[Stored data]
========
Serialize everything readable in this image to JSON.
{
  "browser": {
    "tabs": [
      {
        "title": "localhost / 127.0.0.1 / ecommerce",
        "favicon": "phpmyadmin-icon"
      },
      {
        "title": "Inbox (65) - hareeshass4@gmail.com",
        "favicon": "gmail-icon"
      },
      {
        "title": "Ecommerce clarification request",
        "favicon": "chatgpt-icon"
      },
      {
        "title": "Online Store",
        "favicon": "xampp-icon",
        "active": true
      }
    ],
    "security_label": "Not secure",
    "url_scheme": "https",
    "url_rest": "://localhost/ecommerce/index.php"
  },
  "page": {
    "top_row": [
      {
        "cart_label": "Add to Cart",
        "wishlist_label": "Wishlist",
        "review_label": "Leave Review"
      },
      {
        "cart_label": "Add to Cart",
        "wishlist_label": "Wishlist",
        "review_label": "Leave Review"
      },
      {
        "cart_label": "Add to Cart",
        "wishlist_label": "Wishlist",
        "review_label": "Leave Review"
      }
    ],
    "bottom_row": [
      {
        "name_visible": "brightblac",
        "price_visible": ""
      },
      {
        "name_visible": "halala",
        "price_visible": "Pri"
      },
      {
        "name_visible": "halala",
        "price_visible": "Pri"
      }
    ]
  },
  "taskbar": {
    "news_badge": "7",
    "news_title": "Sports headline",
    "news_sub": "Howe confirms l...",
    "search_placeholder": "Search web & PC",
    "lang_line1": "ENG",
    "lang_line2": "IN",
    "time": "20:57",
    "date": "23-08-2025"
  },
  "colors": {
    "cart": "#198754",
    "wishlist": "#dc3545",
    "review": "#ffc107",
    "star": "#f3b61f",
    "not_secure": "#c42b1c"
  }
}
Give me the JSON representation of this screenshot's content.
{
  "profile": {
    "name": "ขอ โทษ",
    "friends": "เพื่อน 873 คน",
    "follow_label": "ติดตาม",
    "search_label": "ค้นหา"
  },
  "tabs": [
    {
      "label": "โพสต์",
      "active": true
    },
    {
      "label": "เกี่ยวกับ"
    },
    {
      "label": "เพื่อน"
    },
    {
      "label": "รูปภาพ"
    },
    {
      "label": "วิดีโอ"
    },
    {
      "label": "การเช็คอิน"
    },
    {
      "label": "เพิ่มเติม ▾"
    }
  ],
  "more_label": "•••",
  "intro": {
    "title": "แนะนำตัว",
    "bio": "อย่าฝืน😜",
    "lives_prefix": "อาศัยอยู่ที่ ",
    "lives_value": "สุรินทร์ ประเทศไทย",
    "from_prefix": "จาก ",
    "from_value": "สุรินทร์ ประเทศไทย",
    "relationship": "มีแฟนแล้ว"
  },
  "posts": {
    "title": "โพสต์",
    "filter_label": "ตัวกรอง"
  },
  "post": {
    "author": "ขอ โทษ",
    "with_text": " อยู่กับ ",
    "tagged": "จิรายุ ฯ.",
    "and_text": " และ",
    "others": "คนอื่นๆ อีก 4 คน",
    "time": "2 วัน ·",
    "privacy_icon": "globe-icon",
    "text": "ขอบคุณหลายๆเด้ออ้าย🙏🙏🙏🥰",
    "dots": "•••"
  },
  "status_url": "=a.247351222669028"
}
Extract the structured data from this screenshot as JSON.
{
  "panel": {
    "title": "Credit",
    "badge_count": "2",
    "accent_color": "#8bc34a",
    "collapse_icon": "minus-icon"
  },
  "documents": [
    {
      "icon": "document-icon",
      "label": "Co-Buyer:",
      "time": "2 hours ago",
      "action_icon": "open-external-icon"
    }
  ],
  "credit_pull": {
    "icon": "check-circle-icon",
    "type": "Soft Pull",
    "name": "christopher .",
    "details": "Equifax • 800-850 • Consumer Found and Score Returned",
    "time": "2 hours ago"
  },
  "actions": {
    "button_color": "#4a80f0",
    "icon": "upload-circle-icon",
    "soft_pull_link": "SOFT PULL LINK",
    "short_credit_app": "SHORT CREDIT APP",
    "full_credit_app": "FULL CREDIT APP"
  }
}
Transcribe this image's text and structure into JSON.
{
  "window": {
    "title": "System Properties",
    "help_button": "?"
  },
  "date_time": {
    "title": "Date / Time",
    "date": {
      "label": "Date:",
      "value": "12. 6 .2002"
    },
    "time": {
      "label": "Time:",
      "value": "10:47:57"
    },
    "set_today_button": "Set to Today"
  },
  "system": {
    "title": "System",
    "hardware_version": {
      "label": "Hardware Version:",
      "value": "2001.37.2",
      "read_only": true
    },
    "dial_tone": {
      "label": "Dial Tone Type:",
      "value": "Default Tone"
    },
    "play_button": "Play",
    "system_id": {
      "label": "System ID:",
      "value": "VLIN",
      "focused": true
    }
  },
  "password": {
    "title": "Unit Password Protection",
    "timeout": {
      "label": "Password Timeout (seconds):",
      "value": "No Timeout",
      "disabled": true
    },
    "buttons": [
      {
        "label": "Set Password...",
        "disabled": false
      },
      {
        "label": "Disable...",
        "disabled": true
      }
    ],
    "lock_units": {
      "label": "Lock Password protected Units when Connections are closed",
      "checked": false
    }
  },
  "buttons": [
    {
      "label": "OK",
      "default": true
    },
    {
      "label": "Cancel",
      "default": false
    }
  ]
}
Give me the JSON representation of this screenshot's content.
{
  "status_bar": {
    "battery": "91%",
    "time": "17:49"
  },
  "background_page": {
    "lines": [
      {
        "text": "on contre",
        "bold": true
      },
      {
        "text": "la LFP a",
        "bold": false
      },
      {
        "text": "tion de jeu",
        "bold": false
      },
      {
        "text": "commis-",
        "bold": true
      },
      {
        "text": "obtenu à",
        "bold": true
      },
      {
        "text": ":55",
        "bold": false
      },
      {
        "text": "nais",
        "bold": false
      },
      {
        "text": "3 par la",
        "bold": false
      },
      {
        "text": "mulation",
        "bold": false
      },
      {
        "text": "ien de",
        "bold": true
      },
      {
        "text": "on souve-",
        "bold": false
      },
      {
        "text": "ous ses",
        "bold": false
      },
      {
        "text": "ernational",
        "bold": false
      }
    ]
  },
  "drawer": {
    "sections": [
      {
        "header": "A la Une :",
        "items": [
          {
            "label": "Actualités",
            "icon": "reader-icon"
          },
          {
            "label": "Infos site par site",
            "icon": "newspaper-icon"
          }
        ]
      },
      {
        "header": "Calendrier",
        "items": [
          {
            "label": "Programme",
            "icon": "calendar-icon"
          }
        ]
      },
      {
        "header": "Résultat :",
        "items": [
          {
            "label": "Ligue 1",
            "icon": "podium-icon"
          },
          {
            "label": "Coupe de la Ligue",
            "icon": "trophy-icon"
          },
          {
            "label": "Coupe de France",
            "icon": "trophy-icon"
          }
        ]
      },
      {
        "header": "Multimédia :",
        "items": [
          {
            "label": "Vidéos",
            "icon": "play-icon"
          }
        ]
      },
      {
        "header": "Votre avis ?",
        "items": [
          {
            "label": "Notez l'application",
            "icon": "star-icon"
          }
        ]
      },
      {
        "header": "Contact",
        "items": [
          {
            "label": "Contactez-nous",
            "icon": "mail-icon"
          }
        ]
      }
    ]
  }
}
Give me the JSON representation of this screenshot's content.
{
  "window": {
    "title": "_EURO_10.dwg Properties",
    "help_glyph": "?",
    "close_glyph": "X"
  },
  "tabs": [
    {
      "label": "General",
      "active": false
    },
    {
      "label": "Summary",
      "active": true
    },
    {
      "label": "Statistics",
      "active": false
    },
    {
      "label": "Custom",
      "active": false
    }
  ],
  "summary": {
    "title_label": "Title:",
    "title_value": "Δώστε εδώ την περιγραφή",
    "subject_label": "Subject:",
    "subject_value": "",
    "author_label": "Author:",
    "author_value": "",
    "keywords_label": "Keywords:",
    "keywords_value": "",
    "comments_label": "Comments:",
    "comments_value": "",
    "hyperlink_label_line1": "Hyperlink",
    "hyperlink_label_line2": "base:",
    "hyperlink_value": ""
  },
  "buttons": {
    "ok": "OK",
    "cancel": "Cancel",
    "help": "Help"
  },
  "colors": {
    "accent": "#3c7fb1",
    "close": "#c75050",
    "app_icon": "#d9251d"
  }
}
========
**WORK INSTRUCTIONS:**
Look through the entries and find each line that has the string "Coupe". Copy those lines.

**ANSWER SECTION:**
            "label": "Coupe de la Ligue",
            "label": "Coupe de France",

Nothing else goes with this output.